After losing relative to COVID-19, woman undergoes vaccine trial

"At some point, every one of us will know someone who has passed away from this disease," said Rachel Elsberry.

 Hearing that months ago, Elsberry, 49, says she simply shrugged her shoulders. Now, after losing a family member to COVID-19, "That's real, I mean this is real."

Elsberry, who now lives in Austin, Texas, says tragedy hit her family here in Michigan when metro Detroit EMT Paul Novicki died from the virus after contracting it in March.

Novicki's wife and children have been struggling to cope with the loss.

"I've watched my cousins go through that," Elsberry said. "My cousins are all under the age of 30, they shouldn't have lost their father."

Elsberry, who has participated in a clinical trial before, said that not long after, she got the opportunity to be a part of a COVID-19 vaccine trial.
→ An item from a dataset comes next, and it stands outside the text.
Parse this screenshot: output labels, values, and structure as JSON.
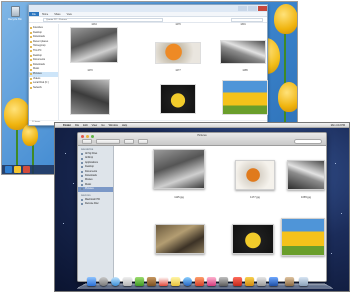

About $2,000 was given to her for her time.
 
"I was screened, I had questions, I had to go in, I did a blood draw," she said.

Elsberry says the 14-month-long trial in Texas "feels safe." She said she has gotten two shots, each 28 days apart.

"The first shot I had a really sore arm," she said. "It felt like someone punched the heck out of my arm."
 
The second - she says, was worse, but the pain went away in a couple of days. Elsberry says she had a low-grade fever, aching, and fatigue, but those symptoms went away within 24 hours.

"From here on out its pretty smooth sailing for me. I've already done the hard part," she said.
 
Here in Michigan Henry Ford Health System announced this week that it will be hosting vaccine trials for a promising drug. Those selected will join a volunteer base of about 30,000 others across the country. Elsberry said if you are healthy and have the opportunity to help, why not?
 
"This doesn't end until we get a vaccine," she said. "It's really a relatively small thing to me to be able to get back in this way and be a part of medical history and possibly saving lives."

While Elsberry won't know her results for another year, she says this has given her a renewed sense of purpose and has helped to find a bit of a bright spot in this uncertain and distressing time.

"If you think that being a part of a study is for you maybe that's the opportunity to be that bright spot in the world," she said.